Start of Block

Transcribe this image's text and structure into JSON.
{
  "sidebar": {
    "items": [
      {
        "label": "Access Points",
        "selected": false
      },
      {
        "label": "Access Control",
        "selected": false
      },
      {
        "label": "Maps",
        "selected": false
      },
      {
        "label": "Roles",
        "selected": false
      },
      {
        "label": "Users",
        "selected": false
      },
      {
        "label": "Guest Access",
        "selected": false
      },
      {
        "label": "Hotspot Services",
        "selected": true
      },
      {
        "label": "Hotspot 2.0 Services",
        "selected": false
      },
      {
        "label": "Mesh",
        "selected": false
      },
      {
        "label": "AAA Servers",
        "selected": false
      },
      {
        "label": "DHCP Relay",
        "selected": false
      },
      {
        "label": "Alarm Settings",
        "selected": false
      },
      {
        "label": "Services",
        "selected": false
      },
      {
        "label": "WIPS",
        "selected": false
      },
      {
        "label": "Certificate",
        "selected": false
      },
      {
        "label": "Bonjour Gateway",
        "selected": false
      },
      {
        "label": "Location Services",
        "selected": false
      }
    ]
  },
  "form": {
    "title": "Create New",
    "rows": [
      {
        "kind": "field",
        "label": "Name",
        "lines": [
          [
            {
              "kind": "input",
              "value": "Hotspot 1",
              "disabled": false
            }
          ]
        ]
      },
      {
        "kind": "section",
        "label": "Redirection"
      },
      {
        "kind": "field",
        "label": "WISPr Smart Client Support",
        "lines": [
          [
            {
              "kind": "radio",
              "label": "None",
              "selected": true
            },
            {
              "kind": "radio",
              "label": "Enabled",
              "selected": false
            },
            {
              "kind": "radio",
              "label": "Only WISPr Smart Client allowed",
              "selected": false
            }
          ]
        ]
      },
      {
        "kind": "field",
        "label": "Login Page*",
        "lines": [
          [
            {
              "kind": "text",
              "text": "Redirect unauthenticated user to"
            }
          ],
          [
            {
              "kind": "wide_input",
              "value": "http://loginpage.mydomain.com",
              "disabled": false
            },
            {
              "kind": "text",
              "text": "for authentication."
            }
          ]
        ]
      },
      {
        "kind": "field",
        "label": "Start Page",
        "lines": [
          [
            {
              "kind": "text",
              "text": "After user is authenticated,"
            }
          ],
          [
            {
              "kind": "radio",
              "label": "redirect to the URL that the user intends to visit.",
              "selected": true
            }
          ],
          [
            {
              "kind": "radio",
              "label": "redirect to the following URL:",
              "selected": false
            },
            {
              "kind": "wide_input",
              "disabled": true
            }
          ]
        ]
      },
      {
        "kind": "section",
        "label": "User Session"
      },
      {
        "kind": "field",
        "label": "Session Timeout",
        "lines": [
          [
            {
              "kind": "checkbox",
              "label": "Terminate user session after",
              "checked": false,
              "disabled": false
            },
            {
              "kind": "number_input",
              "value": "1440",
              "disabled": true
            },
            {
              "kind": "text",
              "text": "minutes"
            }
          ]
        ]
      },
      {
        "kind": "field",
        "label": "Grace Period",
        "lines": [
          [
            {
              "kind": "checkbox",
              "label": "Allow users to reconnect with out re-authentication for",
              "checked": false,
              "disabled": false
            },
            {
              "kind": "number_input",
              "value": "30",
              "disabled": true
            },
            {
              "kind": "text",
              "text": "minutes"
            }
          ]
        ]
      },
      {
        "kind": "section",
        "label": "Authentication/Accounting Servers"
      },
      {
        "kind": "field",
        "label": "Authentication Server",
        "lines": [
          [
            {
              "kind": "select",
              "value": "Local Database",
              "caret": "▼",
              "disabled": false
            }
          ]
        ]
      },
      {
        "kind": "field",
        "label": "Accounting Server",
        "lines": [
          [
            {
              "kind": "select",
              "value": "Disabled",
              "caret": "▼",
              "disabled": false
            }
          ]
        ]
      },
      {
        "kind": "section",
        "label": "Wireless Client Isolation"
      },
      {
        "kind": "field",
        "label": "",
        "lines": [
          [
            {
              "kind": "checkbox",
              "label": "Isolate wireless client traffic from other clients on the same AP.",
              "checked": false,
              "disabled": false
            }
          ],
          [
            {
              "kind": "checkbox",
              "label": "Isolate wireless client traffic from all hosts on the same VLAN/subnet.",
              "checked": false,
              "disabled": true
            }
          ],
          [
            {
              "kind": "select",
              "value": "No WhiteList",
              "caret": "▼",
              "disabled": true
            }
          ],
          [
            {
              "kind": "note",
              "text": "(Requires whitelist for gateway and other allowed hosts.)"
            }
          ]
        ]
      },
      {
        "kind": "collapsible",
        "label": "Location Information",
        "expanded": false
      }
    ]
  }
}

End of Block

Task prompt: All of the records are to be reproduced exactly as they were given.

Result below:
Transcribe this image's text and structure into JSON.
{
  "sidebar": {
    "items": [
      {
        "label": "Access Points",
        "selected": false
      },
      {
        "label": "Access Control",
        "selected": false
      },
      {
        "label": "Maps",
        "selected": false
      },
      {
        "label": "Roles",
        "selected": false
      },
      {
        "label": "Users",
        "selected": false
      },
      {
        "label": "Guest Access",
        "selected": false
      },
      {
        "label": "Hotspot Services",
        "selected": true
      },
      {
        "label": "Hotspot 2.0 Services",
        "selected": false
      },
      {
        "label": "Mesh",
        "selected": false
      },
      {
        "label": "AAA Servers",
        "selected": false
      },
      {
        "label": "DHCP Relay",
        "selected": false
      },
      {
        "label": "Alarm Settings",
        "selected": false
      },
      {
        "label": "Services",
        "selected": false
      },
      {
        "label": "WIPS",
        "selected": false
      },
      {
        "label": "Certificate",
        "selected": false
      },
      {
        "label": "Bonjour Gateway",
        "selected": false
      },
      {
        "label": "Location Services",
        "selected": false
      }
    ]
  },
  "form": {
    "title": "Create New",
    "rows": [
      {
        "kind": "field",
        "label": "Name",
        "lines": [
          [
            {
              "kind": "input",
              "value": "Hotspot 1",
              "disabled": false
            }
          ]
        ]
      },
      {
        "kind": "section",
        "label": "Redirection"
      },
      {
        "kind": "field",
        "label": "WISPr Smart Client Support",
        "lines": [
          [
            {
              "kind": "radio",
              "label": "None",
              "selected": true
            },
            {
              "kind": "radio",
              "label": "Enabled",
              "selected": false
            },
            {
              "kind": "radio",
              "label": "Only WISPr Smart Client allowed",
              "selected": false
            }
          ]
        ]
      },
      {
        "kind": "field",
        "label": "Login Page*",
        "lines": [
          [
            {
              "kind": "text",
              "text": "Redirect unauthenticated user to"
            }
          ],
          [
            {
              "kind": "wide_input",
              "value": "http://loginpage.mydomain.com",
              "disabled": false
            },
            {
              "kind": "text",
              "text": "for authentication."
            }
          ]
        ]
      },
      {
        "kind": "field",
        "label": "Start Page",
        "lines": [
          [
            {
              "kind": "text",
              "text": "After user is authenticated,"
            }
          ],
          [
            {
              "kind": "radio",
              "label": "redirect to the URL that the user intends to visit.",
              "selected": true
            }
          ],
          [
            {
              "kind": "radio",
              "label": "redirect to the following URL:",
              "selected": false
            },
            {
              "kind": "wide_input",
              "disabled": true
            }
          ]
        ]
      },
      {
        "kind": "section",
        "label": "User Session"
      },
      {
        "kind": "field",
        "label": "Session Timeout",
        "lines": [
          [
            {
              "kind": "checkbox",
              "label": "Terminate user session after",
              "checked": false,
              "disabled": false
            },
            {
              "kind": "number_input",
              "value": "1440",
              "disabled": true
            },
            {
              "kind": "text",
              "text": "minutes"
            }
          ]
        ]
      },
      {
        "kind": "field",
        "label": "Grace Period",
        "lines": [
          [
            {
              "kind": "checkbox",
              "label": "Allow users to reconnect with out re-authentication for",
              "checked": false,
              "disabled": false
            },
            {
              "kind": "number_input",
              "value": "30",
              "disabled": true
            },
            {
              "kind": "text",
              "text": "minutes"
            }
          ]
        ]
      },
      {
        "kind": "section",
        "label": "Authentication/Accounting Servers"
      },
      {
        "kind": "field",
        "label": "Authentication Server",
        "lines": [
          [
            {
              "kind": "select",
              "value": "Local Database",
              "caret": "▼",
              "disabled": false
            }
          ]
        ]
      },
      {
        "kind": "field",
        "label": "Accounting Server",
        "lines": [
          [
            {
              "kind": "select",
              "value": "Disabled",
              "caret": "▼",
              "disabled": false
            }
          ]
        ]
      },
      {
        "kind": "section",
        "label": "Wireless Client Isolation"
      },
      {
        "kind": "field",
        "label": "",
        "lines": [
          [
            {
              "kind": "checkbox",
              "label": "Isolate wireless client traffic from other clients on the same AP.",
              "checked": false,
              "disabled": false
            }
          ],
          [
            {
              "kind": "checkbox",
              "label": "Isolate wireless client traffic from all hosts on the same VLAN/subnet.",
              "checked": false,
              "disabled": true
            }
          ],
          [
            {
              "kind": "select",
              "value": "No WhiteList",
              "caret": "▼",
              "disabled": true
            }
          ],
          [
            {
              "kind": "note",
              "text": "(Requires whitelist for gateway and other allowed hosts.)"
            }
          ]
        ]
      },
      {
        "kind": "collapsible",
        "label": "Location Information",
        "expanded": false
      }
    ]
  }
}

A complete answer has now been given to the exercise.